■ Information supplied ■
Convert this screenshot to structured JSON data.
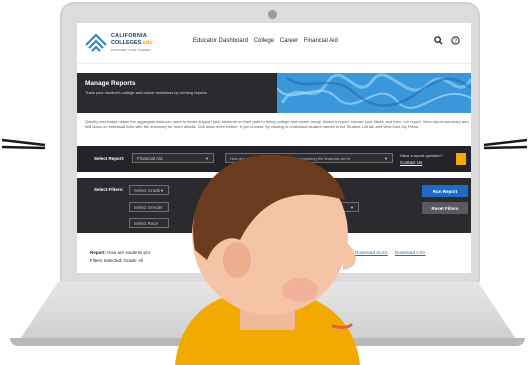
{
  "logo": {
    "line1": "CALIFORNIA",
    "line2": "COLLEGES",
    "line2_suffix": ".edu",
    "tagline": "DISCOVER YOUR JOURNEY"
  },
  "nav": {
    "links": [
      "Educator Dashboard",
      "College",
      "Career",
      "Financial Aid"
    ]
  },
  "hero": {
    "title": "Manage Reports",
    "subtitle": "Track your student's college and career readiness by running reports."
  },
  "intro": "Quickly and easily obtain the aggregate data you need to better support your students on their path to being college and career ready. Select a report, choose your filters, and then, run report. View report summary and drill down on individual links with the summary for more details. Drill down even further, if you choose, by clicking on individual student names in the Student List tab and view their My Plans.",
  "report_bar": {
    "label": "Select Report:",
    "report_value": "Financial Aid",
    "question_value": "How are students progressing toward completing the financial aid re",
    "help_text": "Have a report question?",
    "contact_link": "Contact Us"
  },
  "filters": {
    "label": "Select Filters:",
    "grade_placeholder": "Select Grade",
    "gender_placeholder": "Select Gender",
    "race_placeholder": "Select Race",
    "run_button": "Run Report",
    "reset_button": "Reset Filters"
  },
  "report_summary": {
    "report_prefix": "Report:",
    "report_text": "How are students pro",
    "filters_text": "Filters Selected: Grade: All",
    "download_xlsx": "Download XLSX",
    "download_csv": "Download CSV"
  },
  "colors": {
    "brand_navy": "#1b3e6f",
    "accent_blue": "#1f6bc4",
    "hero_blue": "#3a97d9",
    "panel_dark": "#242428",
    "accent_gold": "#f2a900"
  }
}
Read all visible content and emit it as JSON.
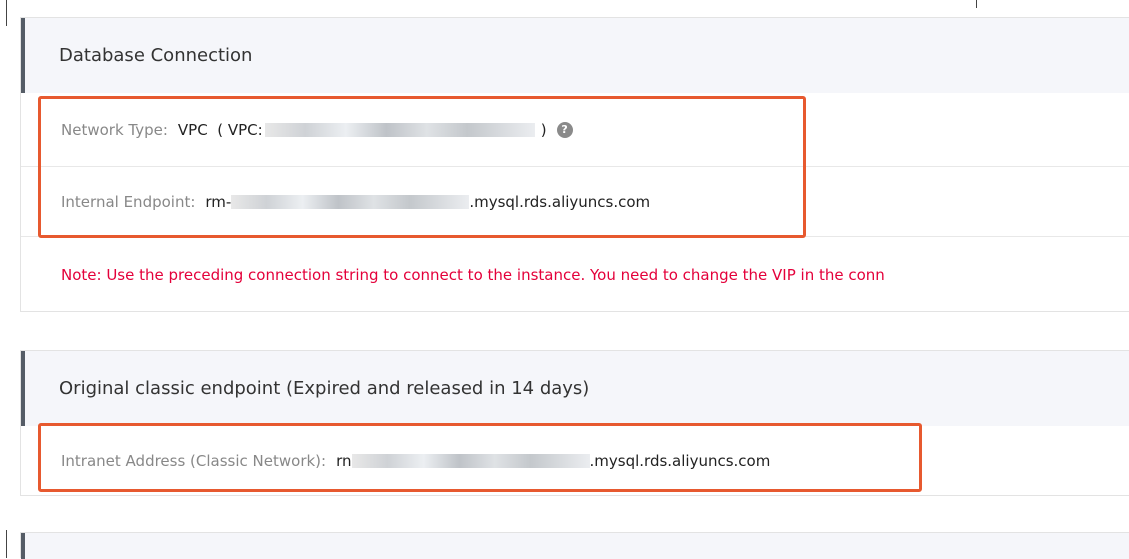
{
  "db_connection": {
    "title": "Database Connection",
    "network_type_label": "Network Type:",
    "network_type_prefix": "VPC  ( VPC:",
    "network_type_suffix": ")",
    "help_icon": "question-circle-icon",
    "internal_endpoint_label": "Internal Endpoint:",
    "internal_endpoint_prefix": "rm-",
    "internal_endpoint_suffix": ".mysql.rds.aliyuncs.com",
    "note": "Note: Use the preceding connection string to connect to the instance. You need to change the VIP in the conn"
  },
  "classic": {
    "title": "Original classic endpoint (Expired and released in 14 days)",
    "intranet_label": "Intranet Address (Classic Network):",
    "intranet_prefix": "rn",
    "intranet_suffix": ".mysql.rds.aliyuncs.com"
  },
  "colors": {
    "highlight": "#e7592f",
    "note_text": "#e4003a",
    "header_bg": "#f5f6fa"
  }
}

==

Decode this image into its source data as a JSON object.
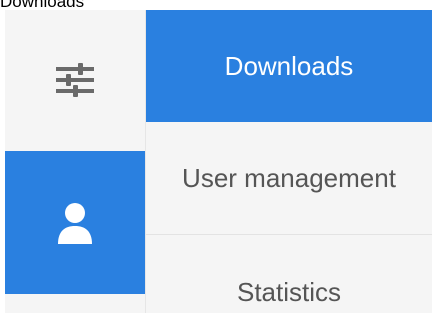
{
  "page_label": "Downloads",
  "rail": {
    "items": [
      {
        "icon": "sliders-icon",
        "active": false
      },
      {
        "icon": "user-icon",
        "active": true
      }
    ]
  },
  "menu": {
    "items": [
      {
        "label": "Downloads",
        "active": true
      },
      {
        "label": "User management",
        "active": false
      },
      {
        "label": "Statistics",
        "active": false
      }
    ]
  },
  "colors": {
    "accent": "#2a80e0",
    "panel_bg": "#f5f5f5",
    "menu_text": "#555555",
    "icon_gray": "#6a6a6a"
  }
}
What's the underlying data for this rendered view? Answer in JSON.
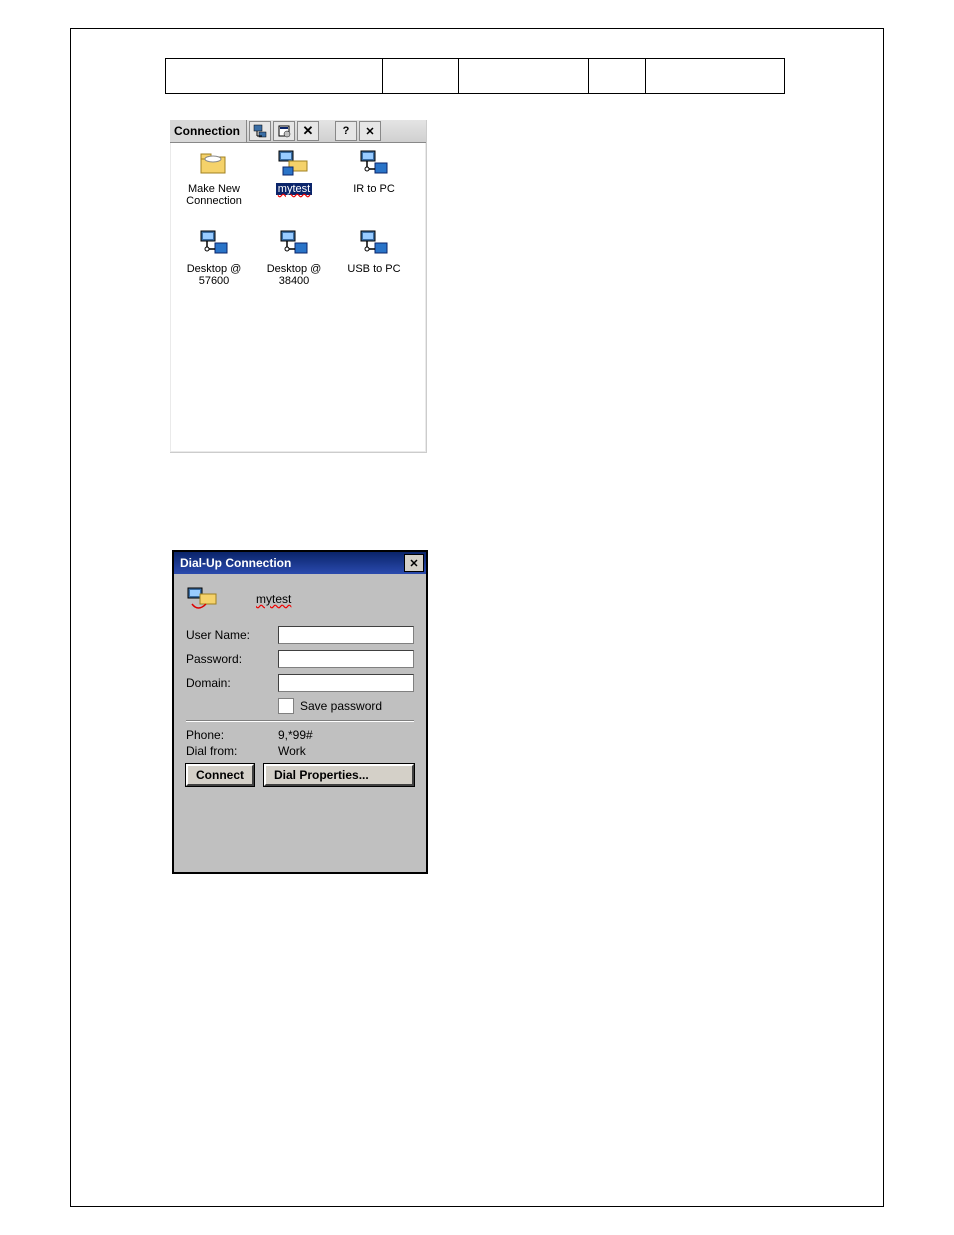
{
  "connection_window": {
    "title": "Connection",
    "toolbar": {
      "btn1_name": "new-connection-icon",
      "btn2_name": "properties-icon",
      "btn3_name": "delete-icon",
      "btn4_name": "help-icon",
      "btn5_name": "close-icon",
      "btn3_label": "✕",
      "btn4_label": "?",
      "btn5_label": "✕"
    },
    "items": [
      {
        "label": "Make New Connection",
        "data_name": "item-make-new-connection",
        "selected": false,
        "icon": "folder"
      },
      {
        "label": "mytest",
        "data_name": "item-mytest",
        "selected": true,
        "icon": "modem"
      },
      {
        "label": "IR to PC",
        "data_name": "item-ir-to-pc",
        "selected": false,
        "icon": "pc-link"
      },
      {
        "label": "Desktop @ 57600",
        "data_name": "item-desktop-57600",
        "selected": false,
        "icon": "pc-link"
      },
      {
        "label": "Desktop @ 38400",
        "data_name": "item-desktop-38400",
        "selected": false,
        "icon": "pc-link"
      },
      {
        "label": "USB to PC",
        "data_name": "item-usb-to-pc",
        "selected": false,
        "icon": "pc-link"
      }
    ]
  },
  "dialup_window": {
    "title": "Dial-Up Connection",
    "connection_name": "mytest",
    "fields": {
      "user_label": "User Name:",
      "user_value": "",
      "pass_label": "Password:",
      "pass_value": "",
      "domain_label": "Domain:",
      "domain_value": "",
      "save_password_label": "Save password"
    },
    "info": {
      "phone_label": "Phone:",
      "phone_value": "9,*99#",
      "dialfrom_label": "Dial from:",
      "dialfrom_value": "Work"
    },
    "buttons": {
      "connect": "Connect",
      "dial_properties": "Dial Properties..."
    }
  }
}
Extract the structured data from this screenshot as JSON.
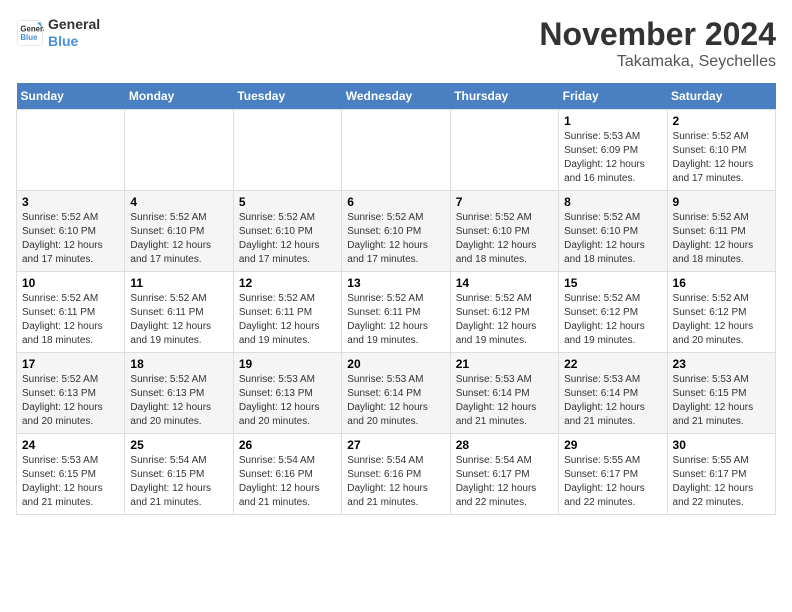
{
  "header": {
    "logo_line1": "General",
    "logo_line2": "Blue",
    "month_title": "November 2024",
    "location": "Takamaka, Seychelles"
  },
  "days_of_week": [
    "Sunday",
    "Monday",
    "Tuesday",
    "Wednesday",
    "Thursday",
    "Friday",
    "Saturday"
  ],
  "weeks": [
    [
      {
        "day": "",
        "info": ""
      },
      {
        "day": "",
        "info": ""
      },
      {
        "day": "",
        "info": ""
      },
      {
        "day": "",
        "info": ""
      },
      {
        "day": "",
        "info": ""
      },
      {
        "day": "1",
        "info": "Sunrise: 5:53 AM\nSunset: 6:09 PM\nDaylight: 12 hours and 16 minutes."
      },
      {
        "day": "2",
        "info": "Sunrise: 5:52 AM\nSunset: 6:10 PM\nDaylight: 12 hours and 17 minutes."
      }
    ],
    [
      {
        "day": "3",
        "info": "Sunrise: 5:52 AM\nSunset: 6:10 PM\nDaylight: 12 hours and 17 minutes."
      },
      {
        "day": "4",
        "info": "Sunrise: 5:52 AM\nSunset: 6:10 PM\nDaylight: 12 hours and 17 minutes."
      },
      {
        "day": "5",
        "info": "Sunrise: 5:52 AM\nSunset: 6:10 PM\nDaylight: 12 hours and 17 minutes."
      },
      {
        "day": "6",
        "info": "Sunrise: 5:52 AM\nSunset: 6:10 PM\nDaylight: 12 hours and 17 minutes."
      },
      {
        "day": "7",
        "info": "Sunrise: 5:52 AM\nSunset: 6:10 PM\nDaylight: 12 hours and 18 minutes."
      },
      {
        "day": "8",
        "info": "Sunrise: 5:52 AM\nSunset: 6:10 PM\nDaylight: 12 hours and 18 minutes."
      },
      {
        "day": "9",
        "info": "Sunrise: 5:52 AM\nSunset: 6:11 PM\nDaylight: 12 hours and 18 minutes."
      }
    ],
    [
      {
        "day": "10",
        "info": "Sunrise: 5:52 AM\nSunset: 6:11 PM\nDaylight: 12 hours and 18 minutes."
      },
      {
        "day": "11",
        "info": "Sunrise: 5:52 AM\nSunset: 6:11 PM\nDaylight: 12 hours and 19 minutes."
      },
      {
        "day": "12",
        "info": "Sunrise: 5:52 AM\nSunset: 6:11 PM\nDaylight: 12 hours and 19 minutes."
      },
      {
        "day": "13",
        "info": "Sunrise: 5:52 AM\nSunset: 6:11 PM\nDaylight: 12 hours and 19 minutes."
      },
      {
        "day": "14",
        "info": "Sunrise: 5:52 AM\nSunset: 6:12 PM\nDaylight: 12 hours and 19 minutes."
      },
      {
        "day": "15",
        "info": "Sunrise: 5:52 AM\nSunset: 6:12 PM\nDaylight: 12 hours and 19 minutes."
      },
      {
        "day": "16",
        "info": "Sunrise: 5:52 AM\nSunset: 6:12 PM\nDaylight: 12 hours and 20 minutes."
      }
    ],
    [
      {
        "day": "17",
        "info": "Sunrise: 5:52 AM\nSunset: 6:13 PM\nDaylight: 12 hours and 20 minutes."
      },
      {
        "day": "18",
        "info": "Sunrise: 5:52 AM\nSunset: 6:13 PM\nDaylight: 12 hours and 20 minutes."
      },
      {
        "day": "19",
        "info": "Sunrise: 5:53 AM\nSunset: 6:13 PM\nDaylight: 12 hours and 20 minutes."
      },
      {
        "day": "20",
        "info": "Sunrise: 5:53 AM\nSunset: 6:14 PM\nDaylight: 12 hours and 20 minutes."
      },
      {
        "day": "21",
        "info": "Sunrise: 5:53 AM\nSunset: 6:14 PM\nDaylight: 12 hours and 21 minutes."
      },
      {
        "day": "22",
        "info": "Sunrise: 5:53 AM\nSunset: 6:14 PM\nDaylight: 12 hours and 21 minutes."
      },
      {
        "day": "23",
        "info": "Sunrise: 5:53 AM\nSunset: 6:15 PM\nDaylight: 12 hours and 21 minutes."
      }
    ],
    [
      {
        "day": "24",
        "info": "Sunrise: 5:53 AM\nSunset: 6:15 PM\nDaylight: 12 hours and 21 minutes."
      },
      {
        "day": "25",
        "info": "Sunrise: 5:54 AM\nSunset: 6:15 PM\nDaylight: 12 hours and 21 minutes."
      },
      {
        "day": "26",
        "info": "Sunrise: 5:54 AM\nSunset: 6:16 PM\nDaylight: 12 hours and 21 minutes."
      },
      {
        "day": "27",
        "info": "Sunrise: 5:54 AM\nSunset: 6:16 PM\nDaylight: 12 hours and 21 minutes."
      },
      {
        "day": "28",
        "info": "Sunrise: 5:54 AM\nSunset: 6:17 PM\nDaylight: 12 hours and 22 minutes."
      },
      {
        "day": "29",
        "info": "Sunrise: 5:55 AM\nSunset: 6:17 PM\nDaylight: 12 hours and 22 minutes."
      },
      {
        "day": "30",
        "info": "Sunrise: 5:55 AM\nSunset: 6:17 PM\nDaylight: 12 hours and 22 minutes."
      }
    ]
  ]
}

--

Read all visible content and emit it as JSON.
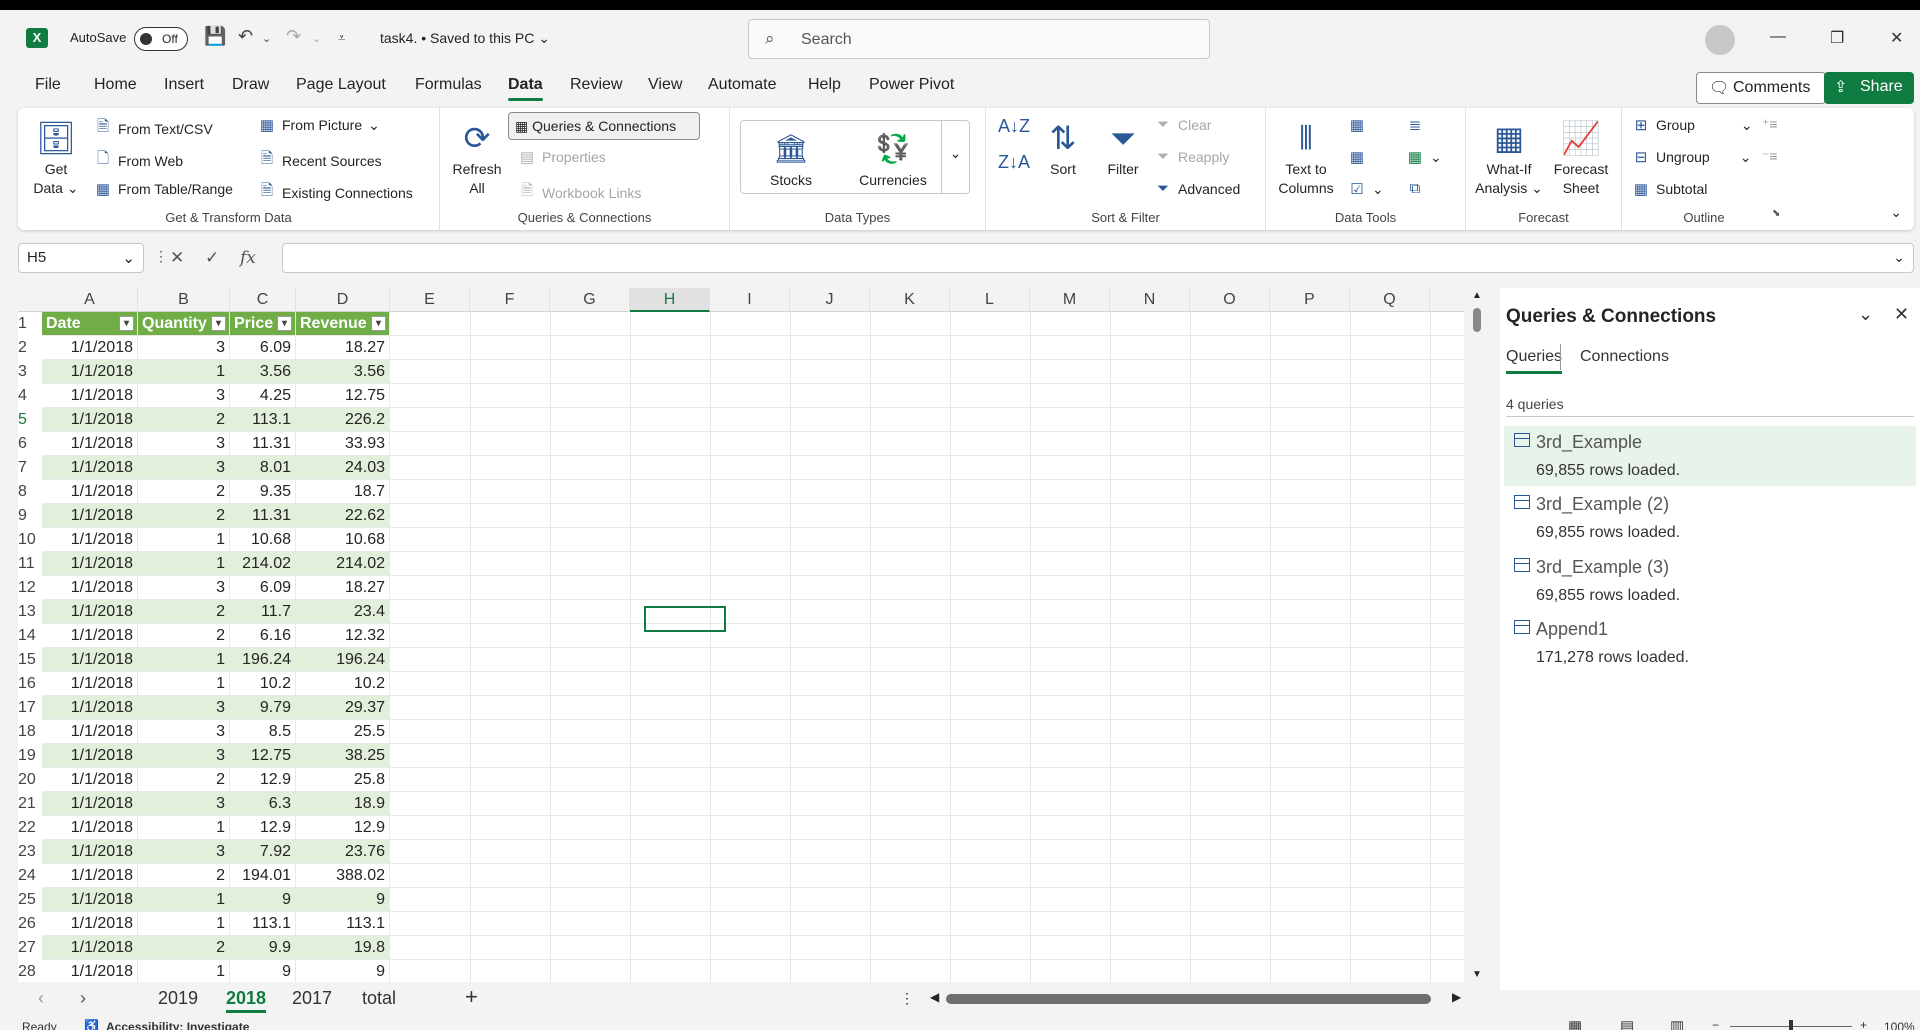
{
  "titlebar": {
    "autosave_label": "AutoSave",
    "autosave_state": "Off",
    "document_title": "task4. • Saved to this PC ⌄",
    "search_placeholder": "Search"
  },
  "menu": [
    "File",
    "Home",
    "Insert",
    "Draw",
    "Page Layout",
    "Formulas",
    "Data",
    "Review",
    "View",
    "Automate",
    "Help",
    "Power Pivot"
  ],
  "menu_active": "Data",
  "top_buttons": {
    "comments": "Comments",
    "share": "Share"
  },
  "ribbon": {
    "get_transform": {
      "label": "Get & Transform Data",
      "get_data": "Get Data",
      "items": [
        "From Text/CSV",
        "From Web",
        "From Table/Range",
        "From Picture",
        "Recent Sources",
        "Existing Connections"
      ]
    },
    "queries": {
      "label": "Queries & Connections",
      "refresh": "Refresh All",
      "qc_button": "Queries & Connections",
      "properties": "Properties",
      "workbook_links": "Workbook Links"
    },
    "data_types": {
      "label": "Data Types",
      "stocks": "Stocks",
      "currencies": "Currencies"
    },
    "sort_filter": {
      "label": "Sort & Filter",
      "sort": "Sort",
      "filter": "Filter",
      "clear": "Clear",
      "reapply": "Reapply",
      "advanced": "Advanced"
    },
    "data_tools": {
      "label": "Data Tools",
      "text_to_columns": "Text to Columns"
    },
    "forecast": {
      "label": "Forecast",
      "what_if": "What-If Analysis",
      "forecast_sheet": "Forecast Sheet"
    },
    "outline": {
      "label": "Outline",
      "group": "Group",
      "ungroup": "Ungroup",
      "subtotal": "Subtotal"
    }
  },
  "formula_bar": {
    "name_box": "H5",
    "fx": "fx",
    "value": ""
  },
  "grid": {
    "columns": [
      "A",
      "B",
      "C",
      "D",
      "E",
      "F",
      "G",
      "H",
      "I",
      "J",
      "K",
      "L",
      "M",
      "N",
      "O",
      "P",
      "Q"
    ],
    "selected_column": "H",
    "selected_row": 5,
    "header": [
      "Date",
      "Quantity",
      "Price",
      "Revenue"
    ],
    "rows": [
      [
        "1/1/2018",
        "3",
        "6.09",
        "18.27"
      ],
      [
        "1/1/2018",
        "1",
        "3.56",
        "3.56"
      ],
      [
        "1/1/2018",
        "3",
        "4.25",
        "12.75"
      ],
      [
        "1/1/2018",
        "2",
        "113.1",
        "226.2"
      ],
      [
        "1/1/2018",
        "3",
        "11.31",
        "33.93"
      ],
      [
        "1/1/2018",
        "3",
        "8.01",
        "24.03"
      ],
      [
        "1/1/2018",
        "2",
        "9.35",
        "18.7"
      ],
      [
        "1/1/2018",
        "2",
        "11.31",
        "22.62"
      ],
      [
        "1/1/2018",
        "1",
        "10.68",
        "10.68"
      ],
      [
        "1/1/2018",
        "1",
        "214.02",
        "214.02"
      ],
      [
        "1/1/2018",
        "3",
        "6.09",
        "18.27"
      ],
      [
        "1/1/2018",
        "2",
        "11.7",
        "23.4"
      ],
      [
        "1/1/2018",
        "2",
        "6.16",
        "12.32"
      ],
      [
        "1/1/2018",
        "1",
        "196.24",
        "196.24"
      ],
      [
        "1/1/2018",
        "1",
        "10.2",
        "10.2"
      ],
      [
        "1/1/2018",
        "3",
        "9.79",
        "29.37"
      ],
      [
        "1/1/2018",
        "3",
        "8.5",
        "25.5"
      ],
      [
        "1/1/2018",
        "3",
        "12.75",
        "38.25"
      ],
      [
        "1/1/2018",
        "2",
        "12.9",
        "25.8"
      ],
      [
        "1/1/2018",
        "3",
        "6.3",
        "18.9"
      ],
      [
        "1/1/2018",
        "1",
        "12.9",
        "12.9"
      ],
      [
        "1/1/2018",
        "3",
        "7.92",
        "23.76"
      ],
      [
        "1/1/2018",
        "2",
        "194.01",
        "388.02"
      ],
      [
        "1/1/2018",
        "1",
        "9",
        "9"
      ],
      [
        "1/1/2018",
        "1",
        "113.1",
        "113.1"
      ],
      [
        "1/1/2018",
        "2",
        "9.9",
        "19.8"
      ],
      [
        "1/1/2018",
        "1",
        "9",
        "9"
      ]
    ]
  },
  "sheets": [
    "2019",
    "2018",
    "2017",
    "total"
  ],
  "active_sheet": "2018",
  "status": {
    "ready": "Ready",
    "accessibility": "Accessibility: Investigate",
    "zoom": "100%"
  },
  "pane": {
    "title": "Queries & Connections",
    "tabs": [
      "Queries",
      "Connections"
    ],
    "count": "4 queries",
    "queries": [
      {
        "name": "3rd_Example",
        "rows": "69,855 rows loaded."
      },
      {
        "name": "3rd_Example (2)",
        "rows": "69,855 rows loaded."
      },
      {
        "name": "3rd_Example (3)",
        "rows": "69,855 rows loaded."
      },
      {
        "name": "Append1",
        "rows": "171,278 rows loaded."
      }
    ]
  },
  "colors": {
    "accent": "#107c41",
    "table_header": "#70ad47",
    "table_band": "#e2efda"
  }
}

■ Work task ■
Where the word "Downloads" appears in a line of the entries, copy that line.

■ Response for this exercise ■
  "page_label": "Downloads",
        "label": "Downloads",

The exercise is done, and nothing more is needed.